§ HOW TO COMPLETE THIS TASK
Each line below that holds the word "State" counts once. Say how many such lines there are, and no more.

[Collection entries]
[Start of Attachment]

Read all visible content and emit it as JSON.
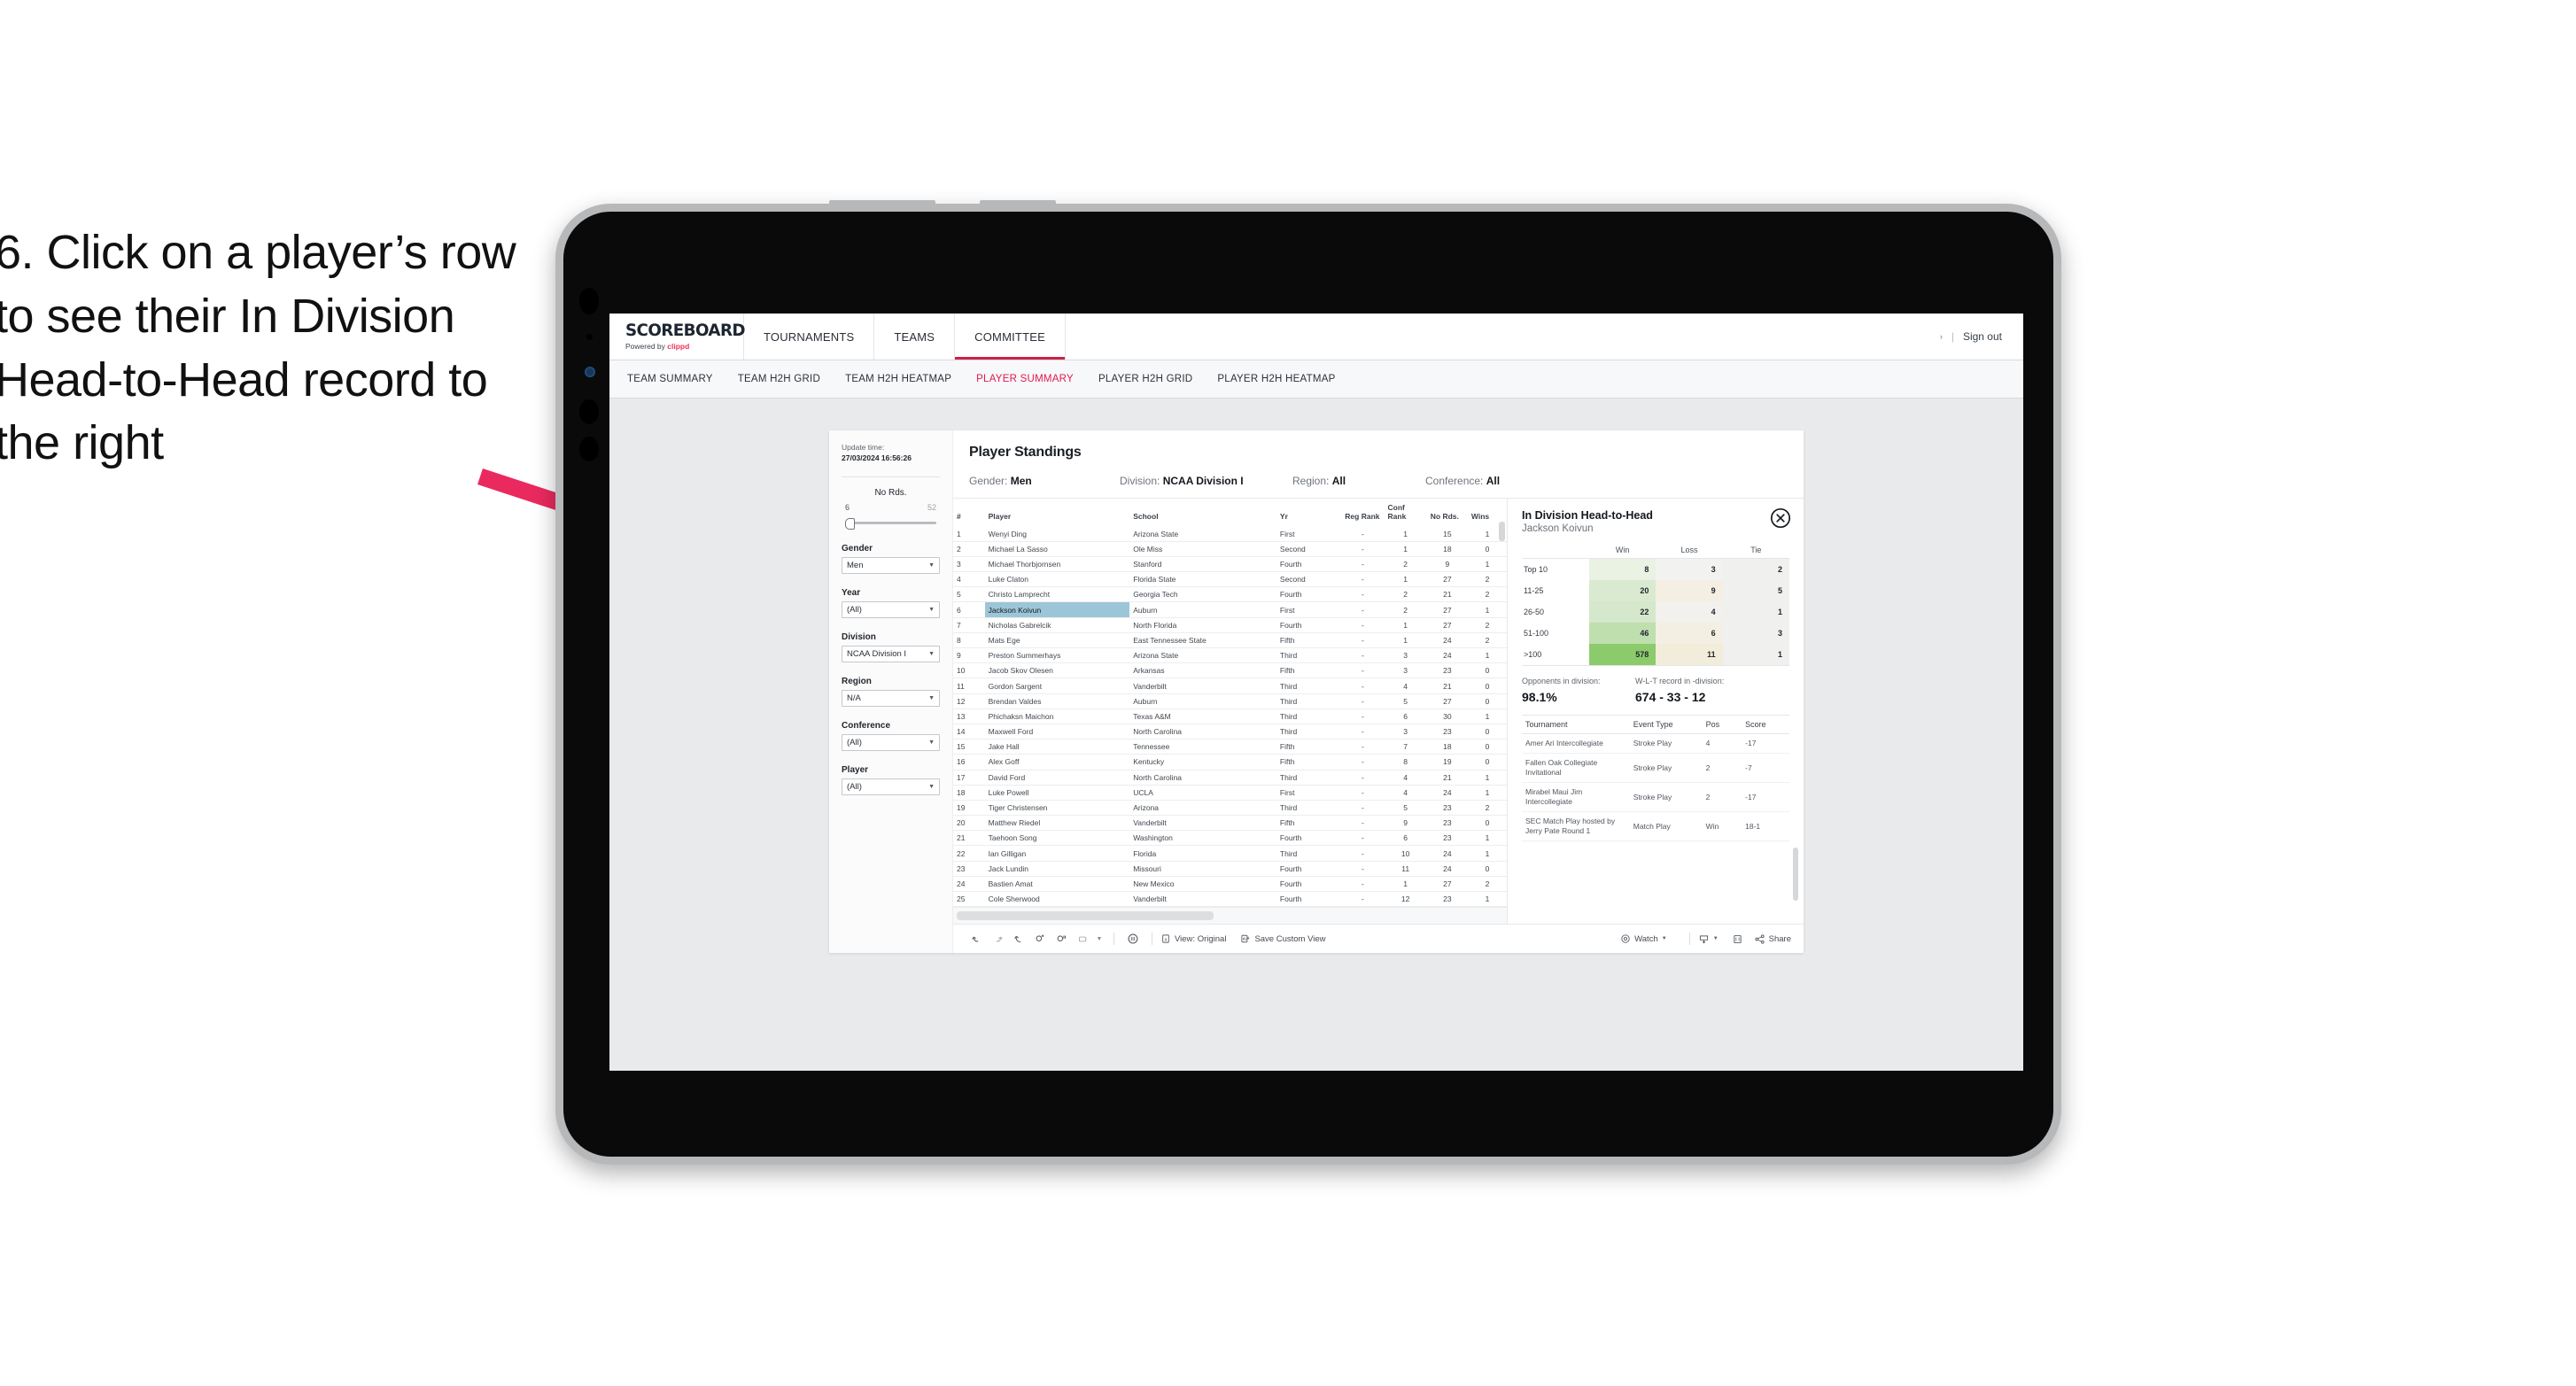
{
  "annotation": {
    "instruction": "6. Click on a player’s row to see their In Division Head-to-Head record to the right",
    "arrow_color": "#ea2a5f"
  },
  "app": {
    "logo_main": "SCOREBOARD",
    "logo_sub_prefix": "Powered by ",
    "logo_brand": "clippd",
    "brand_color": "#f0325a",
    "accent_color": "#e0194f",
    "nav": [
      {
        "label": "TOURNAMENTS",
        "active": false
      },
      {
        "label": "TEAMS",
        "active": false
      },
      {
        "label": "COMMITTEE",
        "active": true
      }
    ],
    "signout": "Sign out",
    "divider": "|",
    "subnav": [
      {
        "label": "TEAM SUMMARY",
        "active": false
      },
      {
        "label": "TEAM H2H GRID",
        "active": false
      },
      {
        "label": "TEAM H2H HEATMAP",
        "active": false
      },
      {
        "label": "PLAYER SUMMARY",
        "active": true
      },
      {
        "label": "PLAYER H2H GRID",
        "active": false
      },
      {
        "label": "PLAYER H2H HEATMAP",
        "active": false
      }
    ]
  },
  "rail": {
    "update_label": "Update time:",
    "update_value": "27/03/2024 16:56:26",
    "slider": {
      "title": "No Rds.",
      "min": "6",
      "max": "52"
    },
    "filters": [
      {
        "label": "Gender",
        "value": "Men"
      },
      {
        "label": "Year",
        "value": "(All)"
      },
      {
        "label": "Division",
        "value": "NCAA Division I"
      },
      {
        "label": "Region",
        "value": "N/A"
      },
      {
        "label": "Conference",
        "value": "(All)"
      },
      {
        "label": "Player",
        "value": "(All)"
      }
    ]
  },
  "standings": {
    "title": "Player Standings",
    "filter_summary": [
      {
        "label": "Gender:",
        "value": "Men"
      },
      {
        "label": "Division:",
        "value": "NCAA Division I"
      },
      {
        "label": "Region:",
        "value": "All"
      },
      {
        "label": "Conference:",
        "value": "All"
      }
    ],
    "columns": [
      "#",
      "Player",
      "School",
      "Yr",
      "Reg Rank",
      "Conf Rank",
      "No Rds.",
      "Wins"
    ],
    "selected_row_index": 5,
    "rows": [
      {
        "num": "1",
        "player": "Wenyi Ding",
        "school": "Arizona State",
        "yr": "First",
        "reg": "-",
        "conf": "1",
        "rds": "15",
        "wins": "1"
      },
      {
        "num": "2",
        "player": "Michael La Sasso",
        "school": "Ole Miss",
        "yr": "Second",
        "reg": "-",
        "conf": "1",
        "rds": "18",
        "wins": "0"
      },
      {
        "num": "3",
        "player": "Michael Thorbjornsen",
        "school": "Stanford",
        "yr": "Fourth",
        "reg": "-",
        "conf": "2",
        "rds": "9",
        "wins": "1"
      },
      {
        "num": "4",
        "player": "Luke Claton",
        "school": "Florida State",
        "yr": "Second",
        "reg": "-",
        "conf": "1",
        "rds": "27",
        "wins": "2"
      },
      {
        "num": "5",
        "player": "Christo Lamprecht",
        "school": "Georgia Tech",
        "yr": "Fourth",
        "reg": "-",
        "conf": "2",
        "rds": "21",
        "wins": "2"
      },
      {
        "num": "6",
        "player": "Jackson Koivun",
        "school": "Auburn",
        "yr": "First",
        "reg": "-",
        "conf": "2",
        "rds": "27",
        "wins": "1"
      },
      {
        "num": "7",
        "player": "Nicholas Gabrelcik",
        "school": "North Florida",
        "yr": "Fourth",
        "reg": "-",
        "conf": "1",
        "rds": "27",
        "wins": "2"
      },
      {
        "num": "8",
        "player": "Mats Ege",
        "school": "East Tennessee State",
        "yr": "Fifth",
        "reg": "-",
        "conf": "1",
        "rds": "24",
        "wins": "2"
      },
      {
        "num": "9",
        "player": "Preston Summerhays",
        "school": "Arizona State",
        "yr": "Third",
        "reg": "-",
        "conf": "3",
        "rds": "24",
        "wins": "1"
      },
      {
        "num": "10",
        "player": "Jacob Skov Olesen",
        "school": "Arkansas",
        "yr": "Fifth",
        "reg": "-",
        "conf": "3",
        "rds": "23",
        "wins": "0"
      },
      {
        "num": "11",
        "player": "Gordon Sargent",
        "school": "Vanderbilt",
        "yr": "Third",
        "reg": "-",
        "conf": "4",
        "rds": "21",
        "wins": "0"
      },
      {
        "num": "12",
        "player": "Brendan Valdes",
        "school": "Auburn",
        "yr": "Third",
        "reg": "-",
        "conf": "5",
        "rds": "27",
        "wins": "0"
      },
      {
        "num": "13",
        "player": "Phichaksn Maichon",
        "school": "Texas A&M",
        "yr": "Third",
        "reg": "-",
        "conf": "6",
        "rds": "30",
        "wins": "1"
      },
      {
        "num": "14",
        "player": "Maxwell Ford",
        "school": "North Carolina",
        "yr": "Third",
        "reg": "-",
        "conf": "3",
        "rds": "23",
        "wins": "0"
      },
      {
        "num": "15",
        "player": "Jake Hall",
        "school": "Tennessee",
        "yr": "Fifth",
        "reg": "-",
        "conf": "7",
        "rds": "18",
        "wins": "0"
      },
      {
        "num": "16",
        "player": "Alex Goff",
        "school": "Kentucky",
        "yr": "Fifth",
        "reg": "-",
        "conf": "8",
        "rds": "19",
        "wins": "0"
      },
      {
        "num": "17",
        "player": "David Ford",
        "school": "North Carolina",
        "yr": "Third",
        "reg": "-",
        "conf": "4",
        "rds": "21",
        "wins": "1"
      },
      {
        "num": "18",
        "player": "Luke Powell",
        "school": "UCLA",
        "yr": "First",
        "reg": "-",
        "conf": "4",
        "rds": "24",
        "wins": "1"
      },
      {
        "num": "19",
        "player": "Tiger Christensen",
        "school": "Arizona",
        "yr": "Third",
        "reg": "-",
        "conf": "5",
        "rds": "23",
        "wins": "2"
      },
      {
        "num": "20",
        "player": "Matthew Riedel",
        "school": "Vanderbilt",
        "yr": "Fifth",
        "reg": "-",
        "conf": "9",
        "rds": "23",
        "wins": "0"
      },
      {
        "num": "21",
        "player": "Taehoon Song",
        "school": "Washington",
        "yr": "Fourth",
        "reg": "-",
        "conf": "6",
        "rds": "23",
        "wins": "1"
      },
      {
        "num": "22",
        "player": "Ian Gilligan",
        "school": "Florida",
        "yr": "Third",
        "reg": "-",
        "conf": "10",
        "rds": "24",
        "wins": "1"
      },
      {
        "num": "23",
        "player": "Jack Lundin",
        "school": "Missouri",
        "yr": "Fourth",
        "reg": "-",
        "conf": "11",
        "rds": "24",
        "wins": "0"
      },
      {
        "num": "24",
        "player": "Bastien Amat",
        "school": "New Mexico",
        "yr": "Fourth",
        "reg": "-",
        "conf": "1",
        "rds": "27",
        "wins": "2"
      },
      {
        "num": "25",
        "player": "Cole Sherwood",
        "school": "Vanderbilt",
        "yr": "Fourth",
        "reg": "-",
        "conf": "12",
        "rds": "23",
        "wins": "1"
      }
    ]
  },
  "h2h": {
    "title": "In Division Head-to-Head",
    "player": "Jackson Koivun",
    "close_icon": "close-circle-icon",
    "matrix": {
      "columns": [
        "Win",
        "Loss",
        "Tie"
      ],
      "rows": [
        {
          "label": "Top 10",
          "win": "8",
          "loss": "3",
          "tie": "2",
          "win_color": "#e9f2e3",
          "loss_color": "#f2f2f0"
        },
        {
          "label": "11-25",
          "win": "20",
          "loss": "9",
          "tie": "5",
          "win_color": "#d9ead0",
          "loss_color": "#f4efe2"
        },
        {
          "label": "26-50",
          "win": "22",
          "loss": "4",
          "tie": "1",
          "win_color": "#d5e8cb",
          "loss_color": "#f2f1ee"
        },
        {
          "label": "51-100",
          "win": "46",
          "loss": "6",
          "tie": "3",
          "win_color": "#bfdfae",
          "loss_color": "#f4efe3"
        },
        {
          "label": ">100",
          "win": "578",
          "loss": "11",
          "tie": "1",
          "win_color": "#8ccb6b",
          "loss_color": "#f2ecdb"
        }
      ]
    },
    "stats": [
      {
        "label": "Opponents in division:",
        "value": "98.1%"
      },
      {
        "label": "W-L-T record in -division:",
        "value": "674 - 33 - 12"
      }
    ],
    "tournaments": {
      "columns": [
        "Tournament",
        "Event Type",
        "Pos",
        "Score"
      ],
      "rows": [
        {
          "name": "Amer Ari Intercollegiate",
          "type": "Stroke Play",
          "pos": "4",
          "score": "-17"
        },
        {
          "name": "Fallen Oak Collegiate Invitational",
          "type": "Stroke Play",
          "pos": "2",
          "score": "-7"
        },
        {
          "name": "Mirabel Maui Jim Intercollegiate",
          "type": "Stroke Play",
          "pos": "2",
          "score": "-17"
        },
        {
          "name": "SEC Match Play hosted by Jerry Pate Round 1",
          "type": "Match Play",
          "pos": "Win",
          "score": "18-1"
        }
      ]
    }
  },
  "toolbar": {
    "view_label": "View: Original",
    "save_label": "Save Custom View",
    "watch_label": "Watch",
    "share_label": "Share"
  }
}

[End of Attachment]

§ TASK ANSWER
4